Mechanic Mistakes and the Risks Involved
Everyone makes mistakes… to err is human. But when service technicians (when did they stop being mechanics?) working on collector cars make mistakes, it can quickly get expensive and risky. Over the years I’ve been aware of many instances where major mistakes were made by shops when working on customers’ cars – very expensive mistakes.
In humorous example, my Ferrari mechanic, (and Ferrari god) Bill Pollard of Sport Auto in Connecticut told me of a fellow mechanic who hired an assistant and asked him to perform a “leak down” test on a Ferrari Daytona. (The test involves rotating the engine to TDC for each cylinder.) The assistant decided it was too hard to rotate the engine by hand, so he put a screwdriver down the spark plug hole and then bumped the starter to turn the motor. The result? The mechanic was out $20,000 – the amount it cost to rebuild the customer’s motor after the screwdriver broke off in the cylinder bore.
In another instance, one Ferrari enthusiast found a great deal on a Ferrari 512 TR (the last of the “one word” Testarossa series). It had low mileage, was red/tan and purchased for well south of $100 grand. Now, we know Ferrari’s rubber-toothed timing belts require service based on time, as well as mileage, so before taking delivery this new owner had an independent Ferrari shop perform a major service on the car. Upon completion he had it shipped to his home.
Unfortunately, soon after driving off on a maiden voyage with his new “redhead,” the motor began to sound like a handful of nuts and bolts thrown into a blender. Upon inspection, it became clear that both cams on one bank were not rotating, while the crank, pistons, and other cams were. (This can happen if the cam belts are over tightened or the pulleys aren’t secured or from other mistakes during a major service.) The horrible noise was the motor’s pistons self-machining its valves.
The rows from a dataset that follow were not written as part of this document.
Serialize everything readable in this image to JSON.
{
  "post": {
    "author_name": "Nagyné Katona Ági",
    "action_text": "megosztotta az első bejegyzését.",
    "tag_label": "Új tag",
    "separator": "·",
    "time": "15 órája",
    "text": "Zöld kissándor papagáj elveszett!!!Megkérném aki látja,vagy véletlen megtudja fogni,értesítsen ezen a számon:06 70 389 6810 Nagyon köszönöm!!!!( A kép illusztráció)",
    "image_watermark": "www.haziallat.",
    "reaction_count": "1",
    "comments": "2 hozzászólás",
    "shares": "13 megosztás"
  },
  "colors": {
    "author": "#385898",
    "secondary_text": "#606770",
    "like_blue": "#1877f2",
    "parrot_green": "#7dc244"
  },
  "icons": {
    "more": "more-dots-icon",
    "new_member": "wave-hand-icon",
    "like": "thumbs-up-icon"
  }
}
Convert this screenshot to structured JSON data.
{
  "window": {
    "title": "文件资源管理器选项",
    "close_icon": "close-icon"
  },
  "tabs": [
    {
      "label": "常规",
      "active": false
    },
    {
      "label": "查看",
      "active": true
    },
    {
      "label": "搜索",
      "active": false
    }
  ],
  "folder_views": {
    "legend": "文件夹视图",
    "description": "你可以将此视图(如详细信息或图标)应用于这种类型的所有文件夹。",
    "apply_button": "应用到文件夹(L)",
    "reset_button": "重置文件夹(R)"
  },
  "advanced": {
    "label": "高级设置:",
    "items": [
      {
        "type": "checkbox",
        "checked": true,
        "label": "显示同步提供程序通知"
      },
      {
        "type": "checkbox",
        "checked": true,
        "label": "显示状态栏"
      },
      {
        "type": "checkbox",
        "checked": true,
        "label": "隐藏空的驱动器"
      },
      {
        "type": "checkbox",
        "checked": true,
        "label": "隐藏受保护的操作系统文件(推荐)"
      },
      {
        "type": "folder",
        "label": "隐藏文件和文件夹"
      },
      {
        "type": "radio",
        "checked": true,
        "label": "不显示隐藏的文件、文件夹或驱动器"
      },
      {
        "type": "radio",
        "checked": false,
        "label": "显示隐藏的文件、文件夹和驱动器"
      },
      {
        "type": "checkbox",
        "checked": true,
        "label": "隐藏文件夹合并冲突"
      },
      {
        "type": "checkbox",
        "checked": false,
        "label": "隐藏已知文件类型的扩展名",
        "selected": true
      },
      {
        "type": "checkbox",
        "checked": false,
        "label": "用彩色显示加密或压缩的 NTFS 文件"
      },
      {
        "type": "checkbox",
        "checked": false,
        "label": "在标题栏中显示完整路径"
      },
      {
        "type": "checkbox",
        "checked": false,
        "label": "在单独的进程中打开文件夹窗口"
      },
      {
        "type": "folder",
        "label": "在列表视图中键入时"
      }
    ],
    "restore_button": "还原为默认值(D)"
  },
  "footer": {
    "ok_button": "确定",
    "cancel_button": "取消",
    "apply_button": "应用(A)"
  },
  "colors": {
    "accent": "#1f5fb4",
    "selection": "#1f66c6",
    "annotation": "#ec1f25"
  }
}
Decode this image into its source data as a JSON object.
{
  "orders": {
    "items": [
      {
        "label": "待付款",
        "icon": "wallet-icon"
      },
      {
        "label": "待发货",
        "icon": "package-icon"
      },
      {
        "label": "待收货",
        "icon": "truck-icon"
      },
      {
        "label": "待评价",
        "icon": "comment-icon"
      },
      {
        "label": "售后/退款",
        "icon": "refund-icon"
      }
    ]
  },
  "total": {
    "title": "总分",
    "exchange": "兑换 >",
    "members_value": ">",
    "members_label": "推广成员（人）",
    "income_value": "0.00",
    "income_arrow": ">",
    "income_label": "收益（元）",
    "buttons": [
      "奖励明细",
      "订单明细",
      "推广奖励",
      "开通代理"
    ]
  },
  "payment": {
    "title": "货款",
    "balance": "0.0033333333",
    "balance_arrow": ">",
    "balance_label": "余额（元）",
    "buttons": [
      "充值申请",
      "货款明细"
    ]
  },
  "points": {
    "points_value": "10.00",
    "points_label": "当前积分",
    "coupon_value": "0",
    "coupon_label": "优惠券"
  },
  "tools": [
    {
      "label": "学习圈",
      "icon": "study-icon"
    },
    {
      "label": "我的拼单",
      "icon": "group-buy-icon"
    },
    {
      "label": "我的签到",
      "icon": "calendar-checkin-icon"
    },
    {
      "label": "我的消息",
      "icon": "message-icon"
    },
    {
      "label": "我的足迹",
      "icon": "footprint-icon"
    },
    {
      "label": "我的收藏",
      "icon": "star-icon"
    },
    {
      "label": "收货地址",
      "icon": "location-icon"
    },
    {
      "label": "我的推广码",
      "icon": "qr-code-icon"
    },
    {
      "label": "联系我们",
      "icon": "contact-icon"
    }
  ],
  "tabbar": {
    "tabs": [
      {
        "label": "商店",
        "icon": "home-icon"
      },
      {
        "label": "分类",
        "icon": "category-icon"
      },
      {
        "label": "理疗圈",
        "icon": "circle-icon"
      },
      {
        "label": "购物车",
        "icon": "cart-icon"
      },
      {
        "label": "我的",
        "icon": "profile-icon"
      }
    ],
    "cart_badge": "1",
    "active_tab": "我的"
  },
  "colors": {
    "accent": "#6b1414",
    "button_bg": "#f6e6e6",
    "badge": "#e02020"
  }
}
The repair estimate from his local Ferrari dealer was more than $30,000.
As this was the first drive after a major service in which the cam drive belts and cam journal bearings were replaced, it was clear that a mistake on the mechanic’s part was to blame for the damage. Reluctant to ship his vehicle back out of state to the mechanic who damaged it, the owner had an authorized Ferrari dealer do the work, and he asked the independent mechanic, whose error destroyed the engine, to pay for it. When presented with a claim for the damages and resulting repairs by the owner’s legal counsel, the mechanic, not having any insurance to cover such a claim, declared bankruptcy rather than pay for the repairs. The owner is unlikely to ever recover the cost of the repairs – or his legal fees.
These examples beg the question of what happens when a mechanic can’t afford to pay for any damage done in the shop. There are risks to owners every time their cars go into the shop. These risks can be mitigated, however, and not just by not owning a car where a motor rebuild is a $30,000 event.
Before you retain a mechanic for service work, verify that he or she has an “errors and omissions” policy in place, which will indemnify you should your vehicle be damaged due to the mechanic’s negligence. If the mechanic has this type of an insurance policy, he won’t be driven into bankruptcy if an error is made, even a high-dollar error, and the vehicle owner will not be left having to pay the repair costs out of pocket. If the mechanic does not have such a policy in force (and it is surprising how many don’t), either seek another shop, or at least make sure that the shop in question is not likely to run from the debt that could be created if a truly catastrophic mistake were made. For example, it is unlikely that an authorized Ferrari dealer that has been in business for decades would close up shop to avoid paying for an engine rebuild, even on a 512 TR, but an independent shop might not be able to make good on a claim of that magnitude.
In order to protect themselves, the owners of high-end or high-dollar cars must evaluate the worst case damage that could be done to their classics as the result of a mechanic’s mistake (generally, a near total loss) and ensure that the shops they deal with either have insurance policies that cover their errors and omissions (ideally), or at least a sufficiently capitalized and stable to “self insure” themselves against such damages and pay on such claims.
Alex Leventhal is an attorney and car collector living in New York City. His early practice experience included the representation of new-car dealers and dealer groups engaged in complex transactions, as well as other merger and acquisition business. Alex currently owns a Ferrari Berlinetta Boxer 365 GT4 and a Dino 308 GT4, along with an Aston Martin V-8 Vantage and other European collector cars. He’s also director of the Aston Martin Club of North America.